The past, to some, may be another country, but for good or ill it is there to be exploited, commercialised, reconstructed, swathes of fact omitted, cut-and-pasted and, in all sorts of ways, faked. Nevertheless, what breaths through the record is human memory carried forward through recollection, so long as that recollection can be captured and preserved in time.

Do monuments and sacred spaces serve the aim of true remembrance? Does it matter if the Ryurik Regency, the Grand Cossack, the Shevchenko Imperial, the Pushkin Astoria, the Lobanovsky Towers eventually, as 2012 dawns, cast their ten-storey shadows over the site of Babi Yar? Surely life has to move on? The price might be history itself.

Questions of identity

The issue is not whether we should acknowledge history in case we repeat its mistakes; rather it concerns how we see ourselves in the light of history. The name Ukraine means ‘land without borders’, suggesting both the immense transformations that characterise the country’s history and doubts about a clear and recognisable identity.

To compromise the sacredness of memory in the interests of international finance, tourism and sport certainly suggests a kind of progress, with a guarantee thrown in of shared affluence for Kyiv, the state and its people. But it may put at risk an advance of another sort, that of the national identity of a country emerging from the strictures of Soviet hegemony.

Egotism, authority

Senegal’s Dakar statue actually resembles in size and heroic expression similar monuments of the Soviet period, and it serves a similar purpose, glorifying the spirit and vision of those in power. It will undoubtedly be a tourist attraction. It will bring in the cash, whether it is deemed great art or crass propaganda.

It will also be a constant reminder of the contradictions between publicity and reality; a £17 million statement not about equality but elitism. And talking of reminders, it can be argued that the memory of Babi Yar does not solely belong to Kyiv or to the people of Ukraine as a whole: it is a stark symbol of the necessity of universal remembrance; one that resonates wherever Nazism and other evils were suffered and fought against.

Gilt-edge investment

Babi Yar is our monument and we should support those who object to plans to build on, and over, the place where humanity was seen at its worst. In contrast, there is no unbuilding of the Dakar monument. Of course, as with most great monuments, the future will forget the details – the fabulous expense, the human sacrifice; after all, the poor are always with us while investment in art, despite the ambiguities of its message over time, largely secures its lordly bonuses regardless of recession.

However, as far as Dakar is concerned, objectors might at least condemn the decision of Senegal’s 80-year old president, Abdoulaye Wade, to top-slice for himself 35% of the profits derived from tourism attracted by Africa’s answer to the prestigious monuments of the West.

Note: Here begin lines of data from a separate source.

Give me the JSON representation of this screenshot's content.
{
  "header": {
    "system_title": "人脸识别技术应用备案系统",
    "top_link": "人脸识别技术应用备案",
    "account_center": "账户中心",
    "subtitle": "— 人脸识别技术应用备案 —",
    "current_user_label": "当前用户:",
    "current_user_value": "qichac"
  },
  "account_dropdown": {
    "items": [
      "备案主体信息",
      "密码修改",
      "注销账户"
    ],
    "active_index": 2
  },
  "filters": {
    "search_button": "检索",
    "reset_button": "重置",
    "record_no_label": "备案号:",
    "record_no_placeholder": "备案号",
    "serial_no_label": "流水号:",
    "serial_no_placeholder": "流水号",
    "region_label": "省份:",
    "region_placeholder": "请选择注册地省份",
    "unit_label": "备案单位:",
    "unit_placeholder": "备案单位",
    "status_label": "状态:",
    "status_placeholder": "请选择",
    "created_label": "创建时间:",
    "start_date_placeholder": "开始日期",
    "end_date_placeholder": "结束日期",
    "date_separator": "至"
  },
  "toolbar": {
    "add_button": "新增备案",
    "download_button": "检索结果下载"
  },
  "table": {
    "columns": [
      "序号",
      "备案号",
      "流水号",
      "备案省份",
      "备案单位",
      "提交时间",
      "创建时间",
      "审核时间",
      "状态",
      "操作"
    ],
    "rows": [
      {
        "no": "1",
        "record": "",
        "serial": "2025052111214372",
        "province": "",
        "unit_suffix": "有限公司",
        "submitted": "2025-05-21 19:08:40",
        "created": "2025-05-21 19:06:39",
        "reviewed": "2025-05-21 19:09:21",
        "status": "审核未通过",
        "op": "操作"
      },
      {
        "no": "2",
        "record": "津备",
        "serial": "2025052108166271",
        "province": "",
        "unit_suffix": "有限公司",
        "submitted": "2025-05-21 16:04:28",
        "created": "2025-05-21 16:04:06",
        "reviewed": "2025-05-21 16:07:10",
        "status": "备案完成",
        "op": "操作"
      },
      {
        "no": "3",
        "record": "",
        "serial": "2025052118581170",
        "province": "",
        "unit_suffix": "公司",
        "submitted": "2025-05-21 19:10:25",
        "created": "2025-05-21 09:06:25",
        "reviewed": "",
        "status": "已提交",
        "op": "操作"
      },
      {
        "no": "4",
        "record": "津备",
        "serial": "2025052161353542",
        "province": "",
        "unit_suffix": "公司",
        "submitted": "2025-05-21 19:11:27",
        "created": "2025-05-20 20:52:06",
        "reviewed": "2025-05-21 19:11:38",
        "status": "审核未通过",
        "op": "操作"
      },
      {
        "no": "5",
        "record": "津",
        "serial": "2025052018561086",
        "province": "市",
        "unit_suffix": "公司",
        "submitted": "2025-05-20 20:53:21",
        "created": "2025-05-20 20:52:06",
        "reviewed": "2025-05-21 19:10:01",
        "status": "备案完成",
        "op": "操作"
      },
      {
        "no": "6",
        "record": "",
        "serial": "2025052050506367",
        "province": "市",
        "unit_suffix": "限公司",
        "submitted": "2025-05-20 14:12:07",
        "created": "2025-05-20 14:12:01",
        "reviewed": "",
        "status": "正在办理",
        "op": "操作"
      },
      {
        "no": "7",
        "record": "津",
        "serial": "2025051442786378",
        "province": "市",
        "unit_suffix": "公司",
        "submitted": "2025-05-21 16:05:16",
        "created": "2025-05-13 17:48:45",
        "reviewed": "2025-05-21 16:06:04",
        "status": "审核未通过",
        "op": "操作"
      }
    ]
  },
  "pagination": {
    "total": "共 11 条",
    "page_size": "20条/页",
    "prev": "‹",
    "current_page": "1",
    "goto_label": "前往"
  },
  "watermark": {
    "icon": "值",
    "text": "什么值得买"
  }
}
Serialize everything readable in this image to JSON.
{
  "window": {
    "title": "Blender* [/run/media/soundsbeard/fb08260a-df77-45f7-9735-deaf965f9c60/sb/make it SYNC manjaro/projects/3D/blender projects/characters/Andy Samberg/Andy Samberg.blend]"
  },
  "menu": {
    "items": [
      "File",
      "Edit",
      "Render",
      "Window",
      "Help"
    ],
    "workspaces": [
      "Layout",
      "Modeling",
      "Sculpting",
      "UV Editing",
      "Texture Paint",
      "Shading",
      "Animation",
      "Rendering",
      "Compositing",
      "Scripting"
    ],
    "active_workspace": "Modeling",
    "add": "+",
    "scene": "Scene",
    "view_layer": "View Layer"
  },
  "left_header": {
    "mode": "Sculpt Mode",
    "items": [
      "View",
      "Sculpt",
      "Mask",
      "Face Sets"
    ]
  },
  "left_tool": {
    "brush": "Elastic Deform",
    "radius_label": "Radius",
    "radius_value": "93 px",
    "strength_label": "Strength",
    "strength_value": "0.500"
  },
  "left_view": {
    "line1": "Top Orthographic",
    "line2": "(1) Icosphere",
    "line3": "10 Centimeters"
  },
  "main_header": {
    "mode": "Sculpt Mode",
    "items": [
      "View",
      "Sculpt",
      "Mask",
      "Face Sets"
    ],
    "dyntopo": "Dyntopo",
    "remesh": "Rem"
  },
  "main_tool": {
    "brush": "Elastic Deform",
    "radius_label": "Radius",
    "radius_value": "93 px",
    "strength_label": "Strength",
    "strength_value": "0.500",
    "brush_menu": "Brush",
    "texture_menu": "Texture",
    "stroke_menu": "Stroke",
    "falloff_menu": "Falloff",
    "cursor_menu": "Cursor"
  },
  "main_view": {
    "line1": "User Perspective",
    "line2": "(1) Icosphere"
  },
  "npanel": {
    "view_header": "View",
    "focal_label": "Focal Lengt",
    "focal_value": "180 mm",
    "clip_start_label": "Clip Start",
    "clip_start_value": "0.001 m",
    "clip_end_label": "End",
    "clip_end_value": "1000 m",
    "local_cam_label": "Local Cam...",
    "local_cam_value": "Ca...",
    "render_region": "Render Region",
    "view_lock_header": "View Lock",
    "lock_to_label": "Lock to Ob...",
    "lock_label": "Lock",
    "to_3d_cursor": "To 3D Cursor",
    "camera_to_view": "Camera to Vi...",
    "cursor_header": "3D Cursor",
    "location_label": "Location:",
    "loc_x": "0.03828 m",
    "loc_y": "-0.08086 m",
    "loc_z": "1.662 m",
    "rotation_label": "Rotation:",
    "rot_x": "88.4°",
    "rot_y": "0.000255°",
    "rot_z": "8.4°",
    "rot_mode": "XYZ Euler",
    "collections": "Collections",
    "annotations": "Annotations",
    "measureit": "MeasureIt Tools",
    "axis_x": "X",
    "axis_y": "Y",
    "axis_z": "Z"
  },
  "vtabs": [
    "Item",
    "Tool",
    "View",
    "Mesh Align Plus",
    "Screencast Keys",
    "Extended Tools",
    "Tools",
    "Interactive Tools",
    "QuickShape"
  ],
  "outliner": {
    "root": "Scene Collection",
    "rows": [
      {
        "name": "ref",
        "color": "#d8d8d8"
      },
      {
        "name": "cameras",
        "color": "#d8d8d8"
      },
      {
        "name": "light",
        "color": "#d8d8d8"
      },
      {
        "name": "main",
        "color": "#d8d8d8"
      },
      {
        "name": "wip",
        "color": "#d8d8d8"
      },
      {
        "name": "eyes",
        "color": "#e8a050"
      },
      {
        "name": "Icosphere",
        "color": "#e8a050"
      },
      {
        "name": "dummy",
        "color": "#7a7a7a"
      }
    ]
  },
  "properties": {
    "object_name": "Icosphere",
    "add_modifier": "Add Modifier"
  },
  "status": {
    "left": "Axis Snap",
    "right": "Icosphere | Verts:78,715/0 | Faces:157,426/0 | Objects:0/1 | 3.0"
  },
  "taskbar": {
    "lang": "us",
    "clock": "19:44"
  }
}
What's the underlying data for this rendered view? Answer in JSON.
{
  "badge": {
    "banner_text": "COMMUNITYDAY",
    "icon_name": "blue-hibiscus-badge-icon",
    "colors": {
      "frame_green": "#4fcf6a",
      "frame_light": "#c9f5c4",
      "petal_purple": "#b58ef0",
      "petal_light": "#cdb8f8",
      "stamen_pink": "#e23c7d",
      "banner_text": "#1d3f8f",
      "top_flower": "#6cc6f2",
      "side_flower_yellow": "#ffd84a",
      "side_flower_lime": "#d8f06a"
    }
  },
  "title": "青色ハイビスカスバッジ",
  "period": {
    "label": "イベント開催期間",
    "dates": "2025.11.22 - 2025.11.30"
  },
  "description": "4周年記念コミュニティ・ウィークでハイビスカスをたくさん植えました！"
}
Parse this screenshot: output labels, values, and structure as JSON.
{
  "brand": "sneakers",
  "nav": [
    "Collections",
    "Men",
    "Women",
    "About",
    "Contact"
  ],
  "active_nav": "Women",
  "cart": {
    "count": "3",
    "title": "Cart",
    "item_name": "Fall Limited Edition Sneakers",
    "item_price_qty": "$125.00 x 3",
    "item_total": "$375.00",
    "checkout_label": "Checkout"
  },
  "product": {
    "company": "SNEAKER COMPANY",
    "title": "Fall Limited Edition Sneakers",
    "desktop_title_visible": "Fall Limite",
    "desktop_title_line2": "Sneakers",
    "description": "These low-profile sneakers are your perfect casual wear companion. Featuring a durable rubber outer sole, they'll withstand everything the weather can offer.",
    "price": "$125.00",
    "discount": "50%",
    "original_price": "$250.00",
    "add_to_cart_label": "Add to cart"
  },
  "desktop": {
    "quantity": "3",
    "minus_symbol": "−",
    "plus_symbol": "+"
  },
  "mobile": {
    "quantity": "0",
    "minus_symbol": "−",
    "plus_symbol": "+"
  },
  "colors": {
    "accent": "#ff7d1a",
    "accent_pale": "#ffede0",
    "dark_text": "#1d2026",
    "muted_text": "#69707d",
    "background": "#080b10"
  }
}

PS: Within days, the leader of Kyiv Council put a block on such plans.

Recommended reading Ukraine’s Forbidden History by Tim Smith, Rob Perks and Graham Smith (UK: Dewi-LewisPublishing in association with the Bradford Heritage Recording Unit, the British Library Sound Archive and the University of Sheffield, 1998).

Black Sea: The Birthplace of Civilisation and Barbarism by Neal Ascherson (UK: Vintage, 1996). This is a compulsive read but is shamefully out of print.

1 comment:

  1. Another very informative post and your reasoning is solid. People sometimes work very hard to forget what they shouldn't be allowed to.